§ **Data to use**:

◆ ◆ ◆ ◆

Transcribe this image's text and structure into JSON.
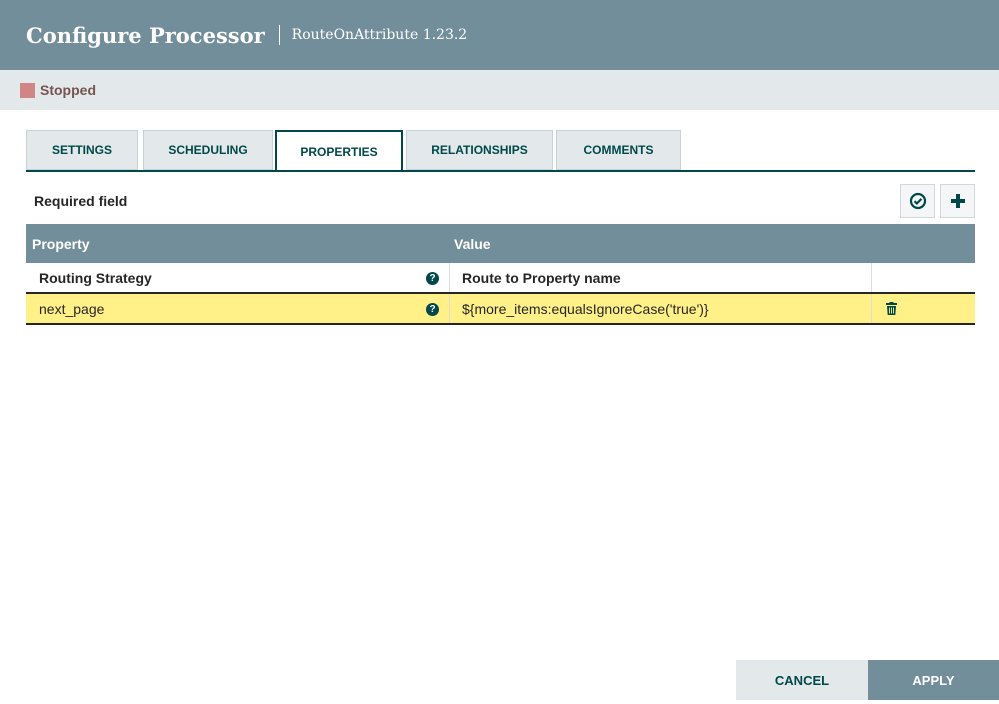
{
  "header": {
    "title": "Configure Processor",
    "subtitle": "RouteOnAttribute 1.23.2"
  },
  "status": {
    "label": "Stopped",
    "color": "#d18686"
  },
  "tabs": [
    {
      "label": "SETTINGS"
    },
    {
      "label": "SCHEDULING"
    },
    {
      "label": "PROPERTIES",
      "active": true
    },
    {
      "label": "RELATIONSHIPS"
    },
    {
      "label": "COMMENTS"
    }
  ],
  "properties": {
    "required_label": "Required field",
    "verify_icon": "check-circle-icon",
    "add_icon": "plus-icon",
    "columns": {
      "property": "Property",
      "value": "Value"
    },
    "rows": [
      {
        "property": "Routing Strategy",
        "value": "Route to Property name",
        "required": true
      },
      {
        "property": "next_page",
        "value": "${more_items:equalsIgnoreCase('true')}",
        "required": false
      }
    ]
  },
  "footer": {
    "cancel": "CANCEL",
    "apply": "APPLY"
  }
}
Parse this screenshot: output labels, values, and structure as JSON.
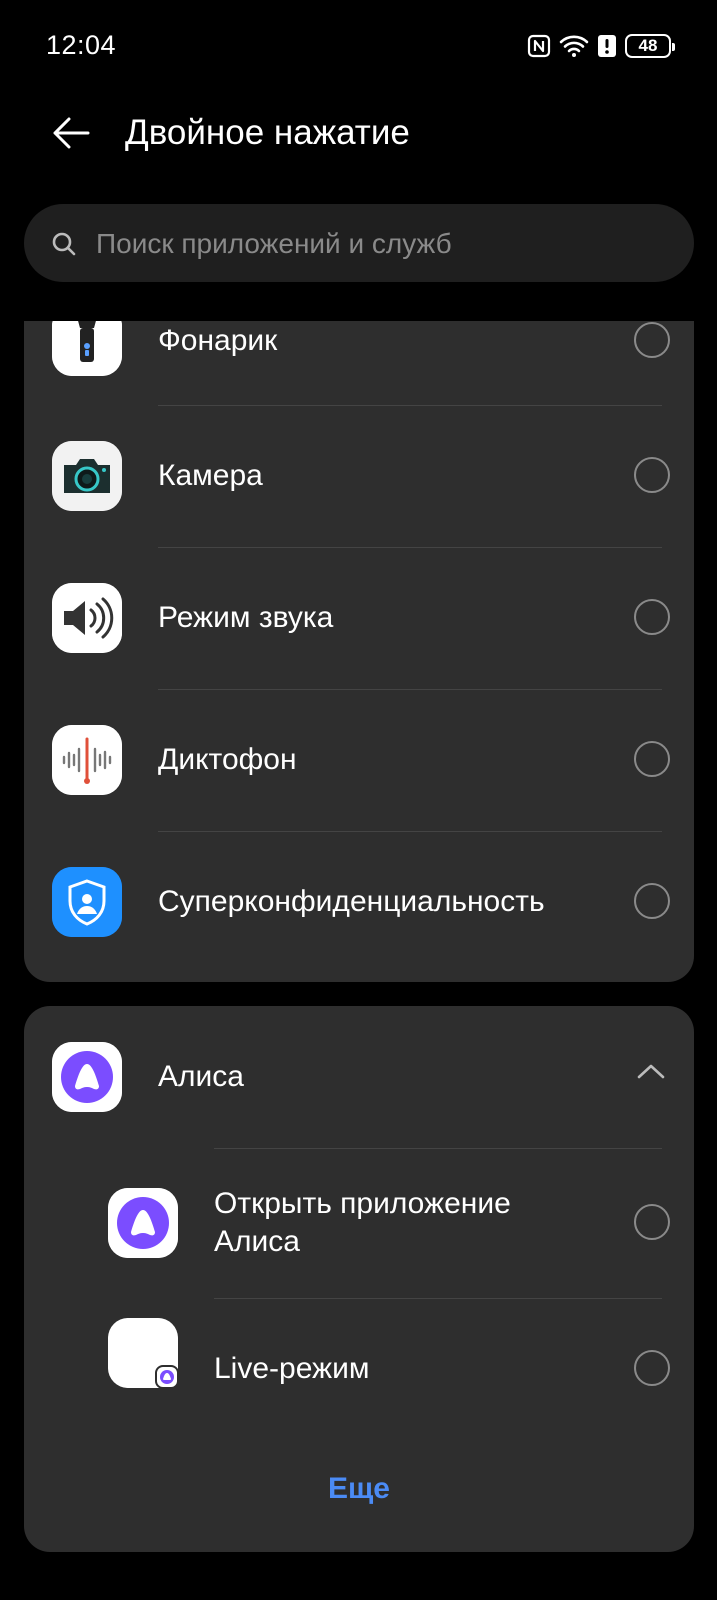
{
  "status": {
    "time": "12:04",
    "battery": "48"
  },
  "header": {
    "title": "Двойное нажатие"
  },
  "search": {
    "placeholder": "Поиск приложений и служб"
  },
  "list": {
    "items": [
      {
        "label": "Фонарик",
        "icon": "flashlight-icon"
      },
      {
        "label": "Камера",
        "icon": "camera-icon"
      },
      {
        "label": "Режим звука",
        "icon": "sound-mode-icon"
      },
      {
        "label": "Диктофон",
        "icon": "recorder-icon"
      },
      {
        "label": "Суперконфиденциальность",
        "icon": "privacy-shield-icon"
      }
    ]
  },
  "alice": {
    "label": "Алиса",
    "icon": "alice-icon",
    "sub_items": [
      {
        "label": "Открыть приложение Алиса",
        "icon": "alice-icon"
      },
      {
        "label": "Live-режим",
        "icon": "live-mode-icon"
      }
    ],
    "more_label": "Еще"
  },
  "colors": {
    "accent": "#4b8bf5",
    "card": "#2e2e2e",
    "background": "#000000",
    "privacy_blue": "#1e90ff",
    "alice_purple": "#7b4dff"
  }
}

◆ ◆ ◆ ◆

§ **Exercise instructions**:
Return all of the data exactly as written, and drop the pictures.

§ **Reply**:
Transcribe this image's text and structure into JSON.
{
  "header": {
    "title": "Configure Processor",
    "subtitle": "RouteOnAttribute 1.23.2"
  },
  "status": {
    "label": "Stopped",
    "color": "#d18686"
  },
  "tabs": [
    {
      "label": "SETTINGS"
    },
    {
      "label": "SCHEDULING"
    },
    {
      "label": "PROPERTIES",
      "active": true
    },
    {
      "label": "RELATIONSHIPS"
    },
    {
      "label": "COMMENTS"
    }
  ],
  "properties": {
    "required_label": "Required field",
    "verify_icon": "check-circle-icon",
    "add_icon": "plus-icon",
    "columns": {
      "property": "Property",
      "value": "Value"
    },
    "rows": [
      {
        "property": "Routing Strategy",
        "value": "Route to Property name",
        "required": true
      },
      {
        "property": "next_page",
        "value": "${more_items:equalsIgnoreCase('true')}",
        "required": false
      }
    ]
  },
  "footer": {
    "cancel": "CANCEL",
    "apply": "APPLY"
  }
}
Parse this screenshot: output labels, values, and structure as JSON.
{
  "status": {
    "time": "12:04",
    "battery": "48"
  },
  "header": {
    "title": "Двойное нажатие"
  },
  "search": {
    "placeholder": "Поиск приложений и служб"
  },
  "list": {
    "items": [
      {
        "label": "Фонарик",
        "icon": "flashlight-icon"
      },
      {
        "label": "Камера",
        "icon": "camera-icon"
      },
      {
        "label": "Режим звука",
        "icon": "sound-mode-icon"
      },
      {
        "label": "Диктофон",
        "icon": "recorder-icon"
      },
      {
        "label": "Суперконфиденциальность",
        "icon": "privacy-shield-icon"
      }
    ]
  },
  "alice": {
    "label": "Алиса",
    "icon": "alice-icon",
    "sub_items": [
      {
        "label": "Открыть приложение Алиса",
        "icon": "alice-icon"
      },
      {
        "label": "Live-режим",
        "icon": "live-mode-icon"
      }
    ],
    "more_label": "Еще"
  },
  "colors": {
    "accent": "#4b8bf5",
    "card": "#2e2e2e",
    "background": "#000000",
    "privacy_blue": "#1e90ff",
    "alice_purple": "#7b4dff"
  }
}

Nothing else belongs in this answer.